> Excerpted records:
╔══

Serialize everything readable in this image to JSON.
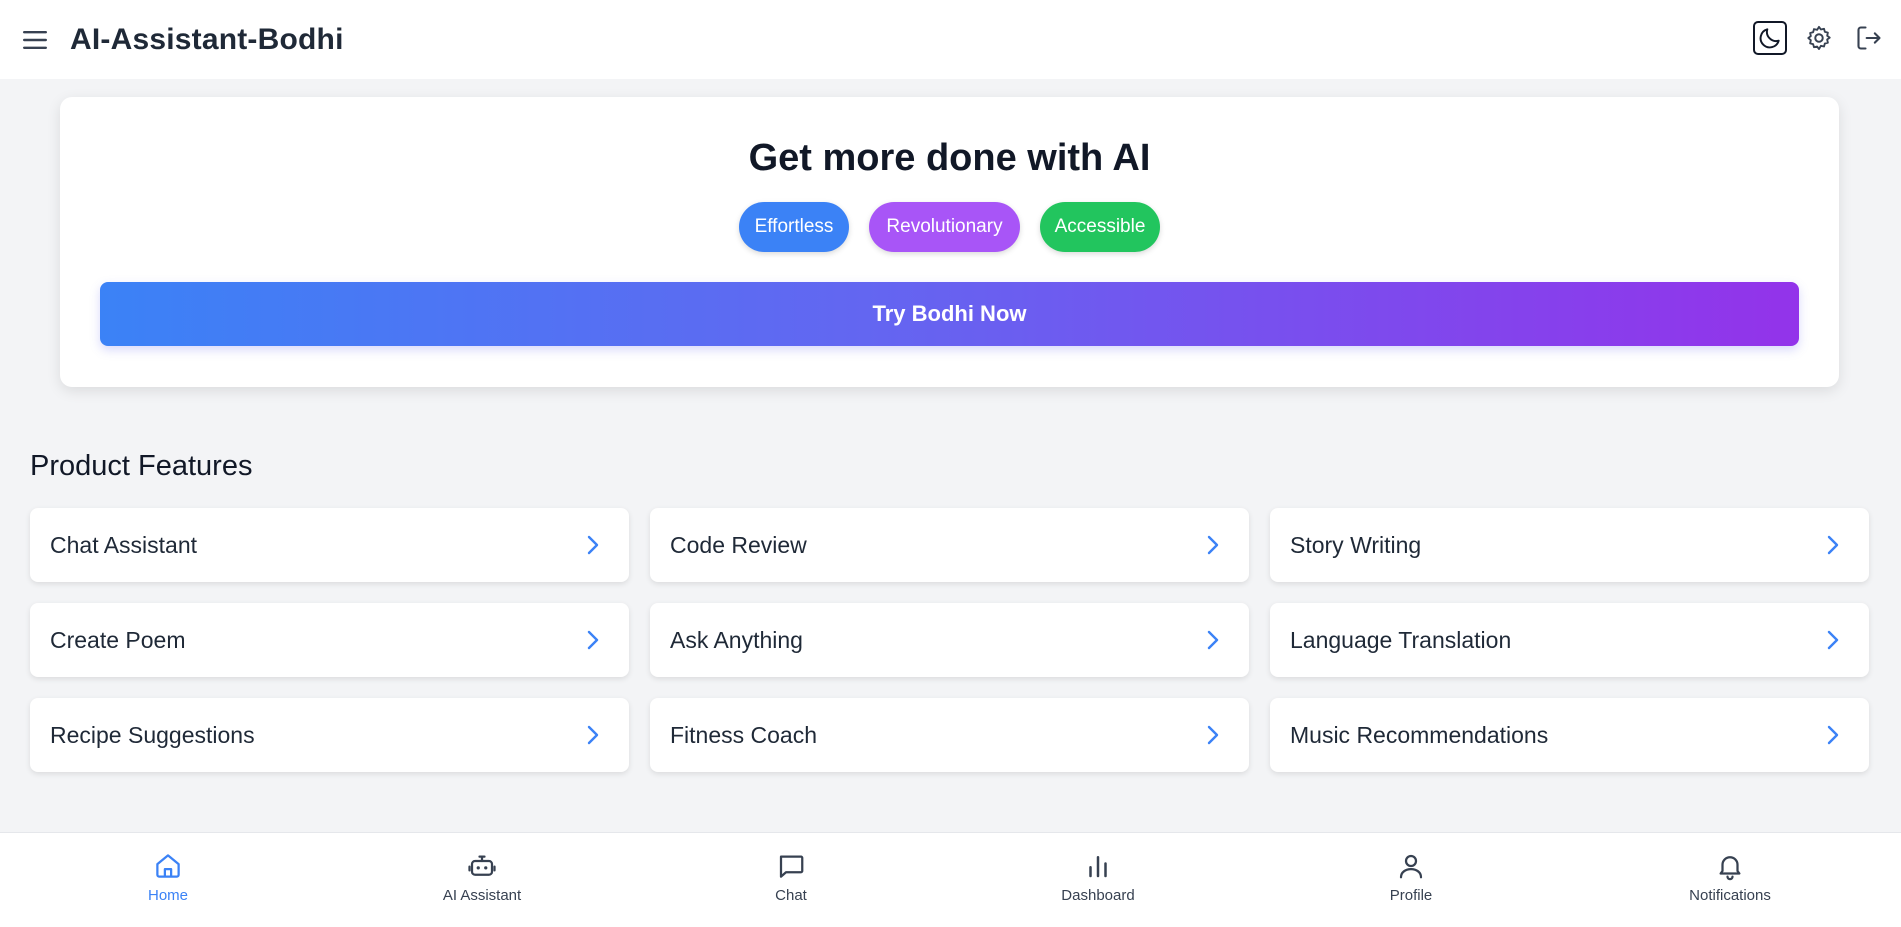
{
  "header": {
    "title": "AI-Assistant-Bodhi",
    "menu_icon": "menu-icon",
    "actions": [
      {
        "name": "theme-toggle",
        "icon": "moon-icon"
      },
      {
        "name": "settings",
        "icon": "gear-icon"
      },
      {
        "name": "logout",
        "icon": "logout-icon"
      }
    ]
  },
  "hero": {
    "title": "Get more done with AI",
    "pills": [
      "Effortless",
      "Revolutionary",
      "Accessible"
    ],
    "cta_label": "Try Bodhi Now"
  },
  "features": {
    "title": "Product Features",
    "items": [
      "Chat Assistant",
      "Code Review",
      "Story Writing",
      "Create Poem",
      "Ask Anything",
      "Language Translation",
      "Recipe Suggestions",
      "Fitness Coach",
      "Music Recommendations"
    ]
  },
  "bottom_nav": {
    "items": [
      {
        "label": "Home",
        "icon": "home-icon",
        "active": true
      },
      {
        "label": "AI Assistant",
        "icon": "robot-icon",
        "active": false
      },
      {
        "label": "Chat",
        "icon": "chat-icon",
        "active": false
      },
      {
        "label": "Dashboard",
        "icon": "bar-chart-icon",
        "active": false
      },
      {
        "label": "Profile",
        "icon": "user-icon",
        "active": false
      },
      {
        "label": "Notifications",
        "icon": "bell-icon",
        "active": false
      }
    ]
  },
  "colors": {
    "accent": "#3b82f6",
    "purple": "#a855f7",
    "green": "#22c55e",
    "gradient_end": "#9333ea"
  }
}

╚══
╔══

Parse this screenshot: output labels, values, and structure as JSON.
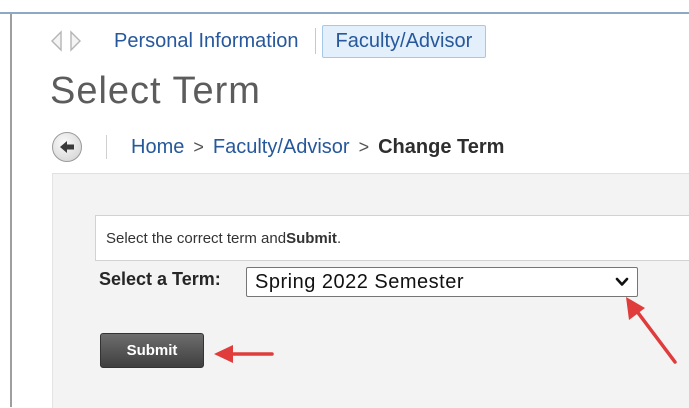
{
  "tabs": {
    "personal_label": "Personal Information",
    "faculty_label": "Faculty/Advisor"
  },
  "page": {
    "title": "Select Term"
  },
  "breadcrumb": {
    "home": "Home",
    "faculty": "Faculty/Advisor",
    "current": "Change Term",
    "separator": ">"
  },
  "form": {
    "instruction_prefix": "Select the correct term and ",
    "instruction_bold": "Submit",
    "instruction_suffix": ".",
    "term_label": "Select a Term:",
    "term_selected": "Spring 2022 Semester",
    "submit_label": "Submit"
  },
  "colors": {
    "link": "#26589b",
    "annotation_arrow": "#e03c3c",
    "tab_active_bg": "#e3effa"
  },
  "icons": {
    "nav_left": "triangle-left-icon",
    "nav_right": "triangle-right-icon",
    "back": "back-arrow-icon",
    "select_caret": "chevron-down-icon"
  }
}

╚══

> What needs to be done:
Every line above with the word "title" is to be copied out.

> Result of this task:
    "title": "AI-Assistant-Bodhi",
    "title": "Get more done with AI",
    "title": "Product Features",
    "title": "Select Term"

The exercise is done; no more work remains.